**Records for this exercise**.
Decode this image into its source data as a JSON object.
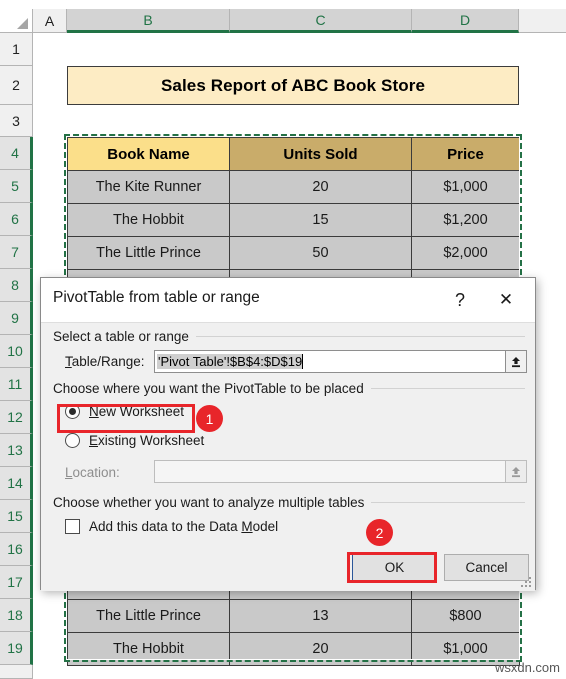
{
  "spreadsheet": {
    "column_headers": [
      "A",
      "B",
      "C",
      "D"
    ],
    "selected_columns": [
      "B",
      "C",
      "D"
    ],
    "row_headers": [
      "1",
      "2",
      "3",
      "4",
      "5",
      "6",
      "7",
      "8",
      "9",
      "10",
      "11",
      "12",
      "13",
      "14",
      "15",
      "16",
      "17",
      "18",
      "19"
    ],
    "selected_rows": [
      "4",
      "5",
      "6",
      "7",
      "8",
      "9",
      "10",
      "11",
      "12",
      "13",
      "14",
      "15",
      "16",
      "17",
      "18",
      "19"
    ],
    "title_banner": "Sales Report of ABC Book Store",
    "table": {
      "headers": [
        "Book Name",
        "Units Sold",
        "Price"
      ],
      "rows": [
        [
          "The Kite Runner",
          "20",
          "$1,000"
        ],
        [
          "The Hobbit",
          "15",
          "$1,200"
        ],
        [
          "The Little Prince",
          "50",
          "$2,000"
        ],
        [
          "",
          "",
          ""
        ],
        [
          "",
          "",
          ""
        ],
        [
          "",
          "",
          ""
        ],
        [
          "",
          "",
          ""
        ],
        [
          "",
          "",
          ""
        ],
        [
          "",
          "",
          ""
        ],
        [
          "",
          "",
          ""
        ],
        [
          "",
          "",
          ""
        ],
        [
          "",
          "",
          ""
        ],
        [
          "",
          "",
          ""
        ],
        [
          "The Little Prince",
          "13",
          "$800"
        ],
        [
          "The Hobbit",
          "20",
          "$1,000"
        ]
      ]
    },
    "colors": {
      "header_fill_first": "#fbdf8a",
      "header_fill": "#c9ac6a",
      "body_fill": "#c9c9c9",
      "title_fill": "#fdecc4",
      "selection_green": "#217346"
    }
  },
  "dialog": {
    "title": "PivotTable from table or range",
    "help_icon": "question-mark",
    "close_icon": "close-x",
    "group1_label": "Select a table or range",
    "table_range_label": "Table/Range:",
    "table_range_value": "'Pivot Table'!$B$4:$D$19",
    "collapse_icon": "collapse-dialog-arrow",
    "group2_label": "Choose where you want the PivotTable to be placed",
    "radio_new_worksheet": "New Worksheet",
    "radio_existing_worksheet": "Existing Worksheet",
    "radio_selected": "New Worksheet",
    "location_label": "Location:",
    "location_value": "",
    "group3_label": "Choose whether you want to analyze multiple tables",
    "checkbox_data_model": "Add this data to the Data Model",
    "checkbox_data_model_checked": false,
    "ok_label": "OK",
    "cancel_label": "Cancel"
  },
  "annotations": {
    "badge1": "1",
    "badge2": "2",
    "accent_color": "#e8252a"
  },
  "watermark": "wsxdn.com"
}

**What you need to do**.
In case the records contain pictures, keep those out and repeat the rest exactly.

**Exercise answer**.
Decode this image into its source data as a JSON object.
{
  "spreadsheet": {
    "column_headers": [
      "A",
      "B",
      "C",
      "D"
    ],
    "selected_columns": [
      "B",
      "C",
      "D"
    ],
    "row_headers": [
      "1",
      "2",
      "3",
      "4",
      "5",
      "6",
      "7",
      "8",
      "9",
      "10",
      "11",
      "12",
      "13",
      "14",
      "15",
      "16",
      "17",
      "18",
      "19"
    ],
    "selected_rows": [
      "4",
      "5",
      "6",
      "7",
      "8",
      "9",
      "10",
      "11",
      "12",
      "13",
      "14",
      "15",
      "16",
      "17",
      "18",
      "19"
    ],
    "title_banner": "Sales Report of ABC Book Store",
    "table": {
      "headers": [
        "Book Name",
        "Units Sold",
        "Price"
      ],
      "rows": [
        [
          "The Kite Runner",
          "20",
          "$1,000"
        ],
        [
          "The Hobbit",
          "15",
          "$1,200"
        ],
        [
          "The Little Prince",
          "50",
          "$2,000"
        ],
        [
          "",
          "",
          ""
        ],
        [
          "",
          "",
          ""
        ],
        [
          "",
          "",
          ""
        ],
        [
          "",
          "",
          ""
        ],
        [
          "",
          "",
          ""
        ],
        [
          "",
          "",
          ""
        ],
        [
          "",
          "",
          ""
        ],
        [
          "",
          "",
          ""
        ],
        [
          "",
          "",
          ""
        ],
        [
          "",
          "",
          ""
        ],
        [
          "The Little Prince",
          "13",
          "$800"
        ],
        [
          "The Hobbit",
          "20",
          "$1,000"
        ]
      ]
    },
    "colors": {
      "header_fill_first": "#fbdf8a",
      "header_fill": "#c9ac6a",
      "body_fill": "#c9c9c9",
      "title_fill": "#fdecc4",
      "selection_green": "#217346"
    }
  },
  "dialog": {
    "title": "PivotTable from table or range",
    "help_icon": "question-mark",
    "close_icon": "close-x",
    "group1_label": "Select a table or range",
    "table_range_label": "Table/Range:",
    "table_range_value": "'Pivot Table'!$B$4:$D$19",
    "collapse_icon": "collapse-dialog-arrow",
    "group2_label": "Choose where you want the PivotTable to be placed",
    "radio_new_worksheet": "New Worksheet",
    "radio_existing_worksheet": "Existing Worksheet",
    "radio_selected": "New Worksheet",
    "location_label": "Location:",
    "location_value": "",
    "group3_label": "Choose whether you want to analyze multiple tables",
    "checkbox_data_model": "Add this data to the Data Model",
    "checkbox_data_model_checked": false,
    "ok_label": "OK",
    "cancel_label": "Cancel"
  },
  "annotations": {
    "badge1": "1",
    "badge2": "2",
    "accent_color": "#e8252a"
  },
  "watermark": "wsxdn.com"
}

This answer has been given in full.